Clovis · Fresno

2020 Census shows Fresno Co. residents were on the move. Here’s where they landed.

With 2020 Census data officially in and state and local jurisdictions rolling up their sleeves to begin the work of redrawing legislative boundaries, we’re getting our first peek at how populations have shifted in the San Joaquin Valley.

So what happened between 2010 and 2020 in Fresno County? Thanks to an internal memo from county officials, we now know.

As California, on the whole, saw an exodus of residents to other states, a precipitous decline in birth rates, and high death rates, Fresno County’s population figures more precisely a story of a shifting landscape of growth.

Fresno County is officially home to 1,008,654 residents, per initial U.S. Census data that does not account for incarcerated Fresno County residents living in other counties.

That’s up from 932,063 at the last decennial census in 2010.

The county is currently divided into five Supervisorial districts, each with a representative on the Board of Supervisors.

According to a county memo, the ideal – or target – population for each district now sits at 201,731 residents.

According to that figure, only two Supervisorial districts are over their target population, signifying a relative increase in populations compared to 2010.

The first? District 1, represented by Supervisor Brian Pacheco, located in western Fresno County – stretching from west of Highway 99 to the county line including communities of Kerman, Firebaugh, and Mendota.

The westside of Fresno County saw its population crack 205,146 residents, which sits 3,415 people over the ideal figure for the district.

The other booming district? Nathan Magsig’s District 5, anchored by the City of Clovis and southeast Fresno, both regions which have seen the greatest boost in housing production over the decade.

Magsig’s district currently has a population of 229,369 people, or 27,638 people more than the target figure.

The other three districts – represented by Supervisors Steve Brandau, Sal Quintero, and Buddy Mendes – each have a population deficit heading into redistricting.
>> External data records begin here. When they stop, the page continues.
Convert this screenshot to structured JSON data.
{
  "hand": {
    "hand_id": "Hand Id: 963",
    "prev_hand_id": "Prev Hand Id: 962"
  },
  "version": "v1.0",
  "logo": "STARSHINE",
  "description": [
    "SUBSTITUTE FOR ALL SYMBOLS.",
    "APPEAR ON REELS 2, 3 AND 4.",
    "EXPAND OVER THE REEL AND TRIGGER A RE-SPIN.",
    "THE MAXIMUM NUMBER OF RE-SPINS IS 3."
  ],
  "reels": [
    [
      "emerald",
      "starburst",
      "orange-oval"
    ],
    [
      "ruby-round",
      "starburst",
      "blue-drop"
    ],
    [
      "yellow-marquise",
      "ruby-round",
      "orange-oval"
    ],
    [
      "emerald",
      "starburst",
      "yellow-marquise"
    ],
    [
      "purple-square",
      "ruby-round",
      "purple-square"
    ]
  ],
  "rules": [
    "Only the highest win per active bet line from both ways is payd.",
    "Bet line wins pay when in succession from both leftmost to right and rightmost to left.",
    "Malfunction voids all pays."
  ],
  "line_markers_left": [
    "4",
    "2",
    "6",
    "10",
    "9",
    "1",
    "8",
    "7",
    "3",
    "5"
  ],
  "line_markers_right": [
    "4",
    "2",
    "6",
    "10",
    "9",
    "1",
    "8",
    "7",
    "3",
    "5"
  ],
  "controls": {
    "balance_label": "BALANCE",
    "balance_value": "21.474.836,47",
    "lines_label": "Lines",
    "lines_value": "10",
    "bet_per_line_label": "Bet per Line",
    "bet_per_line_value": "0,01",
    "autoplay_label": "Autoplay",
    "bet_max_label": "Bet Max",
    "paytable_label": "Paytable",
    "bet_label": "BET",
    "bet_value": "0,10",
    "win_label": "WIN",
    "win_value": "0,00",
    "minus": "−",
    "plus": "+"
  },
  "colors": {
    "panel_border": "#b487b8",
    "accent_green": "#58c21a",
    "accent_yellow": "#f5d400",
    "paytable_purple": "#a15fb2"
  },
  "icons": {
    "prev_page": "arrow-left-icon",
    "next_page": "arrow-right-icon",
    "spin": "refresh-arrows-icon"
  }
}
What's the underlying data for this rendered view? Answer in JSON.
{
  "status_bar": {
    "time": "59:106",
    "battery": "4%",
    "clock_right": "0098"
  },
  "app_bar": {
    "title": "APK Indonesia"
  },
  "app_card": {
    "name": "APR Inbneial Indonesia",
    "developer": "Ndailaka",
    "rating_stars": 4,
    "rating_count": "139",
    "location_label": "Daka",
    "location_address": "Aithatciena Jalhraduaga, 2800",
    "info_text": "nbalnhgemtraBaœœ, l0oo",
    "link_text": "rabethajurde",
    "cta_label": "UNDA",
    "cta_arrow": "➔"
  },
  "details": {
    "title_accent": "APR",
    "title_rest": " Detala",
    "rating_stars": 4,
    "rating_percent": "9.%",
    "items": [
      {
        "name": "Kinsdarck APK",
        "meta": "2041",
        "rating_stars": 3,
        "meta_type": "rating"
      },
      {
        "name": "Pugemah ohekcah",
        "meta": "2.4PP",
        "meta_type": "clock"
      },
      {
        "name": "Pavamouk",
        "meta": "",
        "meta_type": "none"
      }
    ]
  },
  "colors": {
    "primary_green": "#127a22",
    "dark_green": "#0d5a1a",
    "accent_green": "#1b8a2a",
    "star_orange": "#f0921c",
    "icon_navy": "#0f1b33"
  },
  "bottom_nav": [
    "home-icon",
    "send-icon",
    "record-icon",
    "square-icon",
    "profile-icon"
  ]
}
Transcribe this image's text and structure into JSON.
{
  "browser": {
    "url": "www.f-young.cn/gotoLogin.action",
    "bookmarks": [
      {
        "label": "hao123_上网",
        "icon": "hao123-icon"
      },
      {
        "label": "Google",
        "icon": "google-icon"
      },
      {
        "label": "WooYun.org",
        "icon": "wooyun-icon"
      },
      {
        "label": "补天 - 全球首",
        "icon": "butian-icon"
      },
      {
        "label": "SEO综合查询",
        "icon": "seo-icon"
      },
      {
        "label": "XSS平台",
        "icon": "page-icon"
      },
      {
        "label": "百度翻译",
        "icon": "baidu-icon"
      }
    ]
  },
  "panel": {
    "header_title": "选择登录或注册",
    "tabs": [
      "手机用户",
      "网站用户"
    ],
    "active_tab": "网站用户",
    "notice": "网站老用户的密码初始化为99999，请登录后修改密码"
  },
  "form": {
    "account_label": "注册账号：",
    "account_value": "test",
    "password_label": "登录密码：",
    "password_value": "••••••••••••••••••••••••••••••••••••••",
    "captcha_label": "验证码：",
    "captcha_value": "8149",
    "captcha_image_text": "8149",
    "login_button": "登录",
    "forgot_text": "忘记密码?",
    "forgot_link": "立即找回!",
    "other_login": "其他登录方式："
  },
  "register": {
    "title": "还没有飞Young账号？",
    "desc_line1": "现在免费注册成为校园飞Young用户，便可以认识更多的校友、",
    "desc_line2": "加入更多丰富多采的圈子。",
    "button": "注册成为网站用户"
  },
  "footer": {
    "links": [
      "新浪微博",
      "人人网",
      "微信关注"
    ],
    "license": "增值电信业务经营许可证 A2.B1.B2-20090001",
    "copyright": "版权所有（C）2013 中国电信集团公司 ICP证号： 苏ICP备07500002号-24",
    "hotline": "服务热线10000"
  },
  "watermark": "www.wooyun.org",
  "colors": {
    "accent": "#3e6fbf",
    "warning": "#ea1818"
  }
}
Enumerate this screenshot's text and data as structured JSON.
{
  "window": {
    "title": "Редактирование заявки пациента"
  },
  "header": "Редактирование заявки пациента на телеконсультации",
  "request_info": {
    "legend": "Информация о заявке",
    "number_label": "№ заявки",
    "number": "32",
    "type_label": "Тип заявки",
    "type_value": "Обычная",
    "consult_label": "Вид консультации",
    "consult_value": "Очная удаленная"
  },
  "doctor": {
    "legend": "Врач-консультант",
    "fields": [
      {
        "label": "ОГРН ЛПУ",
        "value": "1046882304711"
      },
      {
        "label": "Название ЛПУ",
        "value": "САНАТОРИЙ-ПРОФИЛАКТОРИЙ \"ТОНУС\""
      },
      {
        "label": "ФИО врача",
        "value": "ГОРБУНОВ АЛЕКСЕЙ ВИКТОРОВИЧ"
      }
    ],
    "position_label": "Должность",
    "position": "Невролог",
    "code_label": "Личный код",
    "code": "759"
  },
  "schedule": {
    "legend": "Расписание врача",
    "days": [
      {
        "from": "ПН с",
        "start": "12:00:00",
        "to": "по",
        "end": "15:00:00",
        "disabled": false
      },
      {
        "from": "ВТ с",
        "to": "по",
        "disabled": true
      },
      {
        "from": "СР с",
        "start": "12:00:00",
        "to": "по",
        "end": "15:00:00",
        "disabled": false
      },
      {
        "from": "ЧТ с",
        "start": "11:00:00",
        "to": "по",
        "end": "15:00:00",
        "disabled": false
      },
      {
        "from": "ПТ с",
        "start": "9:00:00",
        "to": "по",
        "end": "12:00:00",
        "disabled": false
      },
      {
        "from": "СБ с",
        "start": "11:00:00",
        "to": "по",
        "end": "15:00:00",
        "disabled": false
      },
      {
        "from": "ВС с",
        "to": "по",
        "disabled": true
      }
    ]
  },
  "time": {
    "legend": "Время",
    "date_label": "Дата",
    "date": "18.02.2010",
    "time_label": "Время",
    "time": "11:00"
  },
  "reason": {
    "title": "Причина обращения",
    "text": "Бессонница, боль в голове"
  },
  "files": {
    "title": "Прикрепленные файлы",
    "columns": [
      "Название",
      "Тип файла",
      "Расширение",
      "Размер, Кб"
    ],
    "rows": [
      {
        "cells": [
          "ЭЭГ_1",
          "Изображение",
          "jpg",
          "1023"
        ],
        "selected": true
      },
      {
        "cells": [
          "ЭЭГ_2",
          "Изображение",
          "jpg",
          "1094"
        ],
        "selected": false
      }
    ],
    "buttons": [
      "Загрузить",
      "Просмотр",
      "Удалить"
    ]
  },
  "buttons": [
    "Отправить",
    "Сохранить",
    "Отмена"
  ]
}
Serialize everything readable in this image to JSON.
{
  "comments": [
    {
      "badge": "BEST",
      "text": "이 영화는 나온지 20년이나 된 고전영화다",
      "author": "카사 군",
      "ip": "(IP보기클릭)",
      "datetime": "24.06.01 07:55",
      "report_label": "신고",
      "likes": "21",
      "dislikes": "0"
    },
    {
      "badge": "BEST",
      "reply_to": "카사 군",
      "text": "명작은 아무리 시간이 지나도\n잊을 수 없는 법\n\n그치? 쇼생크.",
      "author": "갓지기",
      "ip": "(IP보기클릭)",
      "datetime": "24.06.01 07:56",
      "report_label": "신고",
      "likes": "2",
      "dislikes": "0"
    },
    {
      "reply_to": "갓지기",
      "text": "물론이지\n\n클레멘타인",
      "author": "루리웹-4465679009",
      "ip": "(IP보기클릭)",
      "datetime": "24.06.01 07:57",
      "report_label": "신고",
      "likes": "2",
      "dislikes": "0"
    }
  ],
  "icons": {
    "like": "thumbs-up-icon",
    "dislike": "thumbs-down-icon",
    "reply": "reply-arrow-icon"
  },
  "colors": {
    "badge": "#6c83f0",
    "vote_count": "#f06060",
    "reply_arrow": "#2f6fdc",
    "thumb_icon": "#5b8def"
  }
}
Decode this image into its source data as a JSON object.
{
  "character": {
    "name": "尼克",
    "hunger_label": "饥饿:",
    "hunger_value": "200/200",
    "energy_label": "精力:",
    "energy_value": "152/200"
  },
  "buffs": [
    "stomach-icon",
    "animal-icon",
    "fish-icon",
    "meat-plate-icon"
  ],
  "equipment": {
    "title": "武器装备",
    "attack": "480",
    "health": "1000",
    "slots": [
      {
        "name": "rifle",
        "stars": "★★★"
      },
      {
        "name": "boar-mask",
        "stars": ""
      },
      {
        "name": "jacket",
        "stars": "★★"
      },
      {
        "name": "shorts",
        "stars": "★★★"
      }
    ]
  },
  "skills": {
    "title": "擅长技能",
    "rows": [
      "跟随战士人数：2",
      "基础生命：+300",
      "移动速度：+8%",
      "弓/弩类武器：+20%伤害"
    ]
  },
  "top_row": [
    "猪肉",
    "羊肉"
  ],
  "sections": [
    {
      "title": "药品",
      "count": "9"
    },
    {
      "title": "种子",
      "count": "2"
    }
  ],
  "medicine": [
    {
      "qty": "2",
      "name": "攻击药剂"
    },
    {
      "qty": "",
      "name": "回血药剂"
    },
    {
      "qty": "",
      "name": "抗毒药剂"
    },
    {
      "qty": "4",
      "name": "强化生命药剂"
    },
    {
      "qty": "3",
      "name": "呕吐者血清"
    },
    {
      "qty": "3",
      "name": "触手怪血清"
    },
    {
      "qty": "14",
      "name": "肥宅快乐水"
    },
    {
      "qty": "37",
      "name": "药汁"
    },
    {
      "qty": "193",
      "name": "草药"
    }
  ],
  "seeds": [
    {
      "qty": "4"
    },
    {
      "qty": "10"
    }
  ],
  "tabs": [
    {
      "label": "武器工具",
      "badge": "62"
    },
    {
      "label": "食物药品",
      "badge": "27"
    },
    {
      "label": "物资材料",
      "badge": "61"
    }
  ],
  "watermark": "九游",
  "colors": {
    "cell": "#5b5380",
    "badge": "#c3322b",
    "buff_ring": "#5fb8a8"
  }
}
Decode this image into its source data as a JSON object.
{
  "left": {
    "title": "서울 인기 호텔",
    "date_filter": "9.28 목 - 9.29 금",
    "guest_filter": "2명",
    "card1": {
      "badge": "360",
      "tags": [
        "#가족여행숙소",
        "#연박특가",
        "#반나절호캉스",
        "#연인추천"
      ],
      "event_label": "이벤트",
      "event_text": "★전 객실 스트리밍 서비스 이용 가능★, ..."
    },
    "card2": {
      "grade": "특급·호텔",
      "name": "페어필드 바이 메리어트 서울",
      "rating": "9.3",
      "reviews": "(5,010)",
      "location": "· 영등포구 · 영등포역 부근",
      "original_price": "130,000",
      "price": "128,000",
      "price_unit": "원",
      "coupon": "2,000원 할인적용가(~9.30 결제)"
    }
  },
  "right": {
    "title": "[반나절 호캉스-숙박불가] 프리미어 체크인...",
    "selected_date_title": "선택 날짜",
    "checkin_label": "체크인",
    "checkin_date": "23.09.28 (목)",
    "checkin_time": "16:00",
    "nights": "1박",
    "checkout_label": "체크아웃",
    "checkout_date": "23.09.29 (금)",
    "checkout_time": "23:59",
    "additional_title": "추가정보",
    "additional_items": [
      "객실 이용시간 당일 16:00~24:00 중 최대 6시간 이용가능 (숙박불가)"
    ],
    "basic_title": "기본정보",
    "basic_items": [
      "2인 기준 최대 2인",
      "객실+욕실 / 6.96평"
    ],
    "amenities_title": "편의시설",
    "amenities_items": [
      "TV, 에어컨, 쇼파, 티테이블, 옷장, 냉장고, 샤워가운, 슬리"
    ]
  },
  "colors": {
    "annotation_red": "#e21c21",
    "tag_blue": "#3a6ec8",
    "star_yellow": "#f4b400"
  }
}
The greatest deficit belongs to Quintero’s urban Fresno-anchored District 3, which is short by 14,573 residents.

Mendes’ southwestern Fresno County district, which covers Fowler, Selma, Kingsburg, Riverdale and stretches all the way to Coalinga, is short by 13,259.

Meanwhile, Brandau’s north Fresno-based district is only short by 3,222 residents.

Alex Tavlian is the Executive Editor of The San Joaquin Valley Sun and Executive Director of Valley Future Foundation. You can reach Alex at alex.tavlian@sjvsun.com.